Helping in the Classroom

The children enjoy helping others and taking care of their environment.  In a Montessori classroom, we teach the children how to take care of themselves and others.  They learn how to clean up a spill and where things are stored.  They take such pride when they can help a younger child tie their apron.  All of these tasks give them confidence!  Here are some children being helpful in our classroom:


Folding cloths


A stack of cloths that have just been folded.


The cupboard where the cloths and other supplies are kept.  The children have learned that once they have cut paper, they can get a new piece out for the next person.  They also have polishing cloths and other supplies in this cabinet.


One Kindergarten child has had some experience baking bread in the bread machine.  Here she guides two other Kindergartners along this process.
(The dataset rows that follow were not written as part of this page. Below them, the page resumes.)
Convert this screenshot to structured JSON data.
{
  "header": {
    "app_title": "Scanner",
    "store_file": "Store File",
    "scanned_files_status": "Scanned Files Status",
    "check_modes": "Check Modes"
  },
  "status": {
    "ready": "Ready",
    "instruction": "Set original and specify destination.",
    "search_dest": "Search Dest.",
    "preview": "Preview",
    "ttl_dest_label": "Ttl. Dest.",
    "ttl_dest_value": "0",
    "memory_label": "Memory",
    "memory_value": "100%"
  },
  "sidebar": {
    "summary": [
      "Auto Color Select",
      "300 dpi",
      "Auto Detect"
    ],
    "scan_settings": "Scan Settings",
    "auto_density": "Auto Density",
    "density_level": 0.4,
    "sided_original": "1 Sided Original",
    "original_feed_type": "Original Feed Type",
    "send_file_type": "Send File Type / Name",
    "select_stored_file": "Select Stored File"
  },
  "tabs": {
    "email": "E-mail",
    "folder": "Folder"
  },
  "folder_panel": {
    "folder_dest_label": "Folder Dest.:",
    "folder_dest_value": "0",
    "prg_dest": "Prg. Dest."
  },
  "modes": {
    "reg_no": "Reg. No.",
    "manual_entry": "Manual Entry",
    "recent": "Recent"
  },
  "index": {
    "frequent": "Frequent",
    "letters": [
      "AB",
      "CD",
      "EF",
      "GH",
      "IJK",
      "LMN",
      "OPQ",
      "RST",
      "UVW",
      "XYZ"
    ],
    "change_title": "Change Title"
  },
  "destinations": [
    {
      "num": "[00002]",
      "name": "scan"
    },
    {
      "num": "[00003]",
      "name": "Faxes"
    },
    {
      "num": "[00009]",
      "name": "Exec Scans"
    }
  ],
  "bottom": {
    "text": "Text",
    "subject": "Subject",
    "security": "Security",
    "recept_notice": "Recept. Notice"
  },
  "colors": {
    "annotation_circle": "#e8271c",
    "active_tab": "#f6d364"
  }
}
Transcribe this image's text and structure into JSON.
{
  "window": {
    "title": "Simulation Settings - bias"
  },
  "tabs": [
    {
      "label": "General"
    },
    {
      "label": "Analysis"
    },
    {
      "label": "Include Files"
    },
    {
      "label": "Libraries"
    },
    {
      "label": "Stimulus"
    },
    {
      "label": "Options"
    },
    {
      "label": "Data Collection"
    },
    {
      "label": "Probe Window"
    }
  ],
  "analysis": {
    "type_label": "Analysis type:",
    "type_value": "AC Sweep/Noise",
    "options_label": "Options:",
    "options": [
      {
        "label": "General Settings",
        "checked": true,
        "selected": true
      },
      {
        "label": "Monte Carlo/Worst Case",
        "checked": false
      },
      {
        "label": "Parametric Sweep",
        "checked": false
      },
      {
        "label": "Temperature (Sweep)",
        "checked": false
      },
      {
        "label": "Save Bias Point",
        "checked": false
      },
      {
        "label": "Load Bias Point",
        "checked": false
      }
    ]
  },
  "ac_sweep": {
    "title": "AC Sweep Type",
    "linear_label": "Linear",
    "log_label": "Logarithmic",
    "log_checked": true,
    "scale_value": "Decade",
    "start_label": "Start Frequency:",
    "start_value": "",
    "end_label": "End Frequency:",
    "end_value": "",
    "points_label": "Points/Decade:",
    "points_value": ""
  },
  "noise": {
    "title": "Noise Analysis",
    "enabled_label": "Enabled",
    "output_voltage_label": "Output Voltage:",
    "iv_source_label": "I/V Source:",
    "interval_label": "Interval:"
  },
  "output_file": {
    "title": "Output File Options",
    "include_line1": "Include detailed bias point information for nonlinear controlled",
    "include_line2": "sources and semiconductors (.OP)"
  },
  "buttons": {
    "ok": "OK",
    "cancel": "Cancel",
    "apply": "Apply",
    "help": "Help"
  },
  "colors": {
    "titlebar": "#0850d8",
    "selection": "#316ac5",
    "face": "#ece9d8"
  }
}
A vase with a flower and water was knocked over.  Several children get a blue cloth and help to wipe up the spill.  When it is dry, they place the wet cloth in the dirty clothes hamper.


Here a child is taking care of the rug he used.  He is being very careful when he rolls it up, making sure the sides are just so.


Here a second year child helps tie the apron of a first year child who wants to do a food prep work.


This first year (3 year old) child wanted to wash cloths.  He really enjoyed washing and hanging them up to dry!


This second year child enjoyed washing a chair.


More cloth folding with a friend.


This second year child enjoys wood polishing.


Even if you are the youngest child in a classroom you can help clean too!  This child notices very tiny paint spots on the art table and doesn’t want to stop washing until they are all gone!  She is in a sensitive period to notice small tiny things and order.


This child saw someone drop a moveable alphabet on the floor.  He stopped what he was doing so he could help her pick it up.  He made piles and then later helped place the letters in the correct spot.


Here a third year (Kindergartner) helps a first year child get a snack.  She is explaining what the choice are and is showing her how to use the tongs.


This first year child enjoys feeding the animals each morning.  Once he changes into his indoor shoes, he heads to the classroom to see if the food is out for the animals.

We see these spontaneous acts happen all day long.  The children are not usually asked to help another child out, they just do.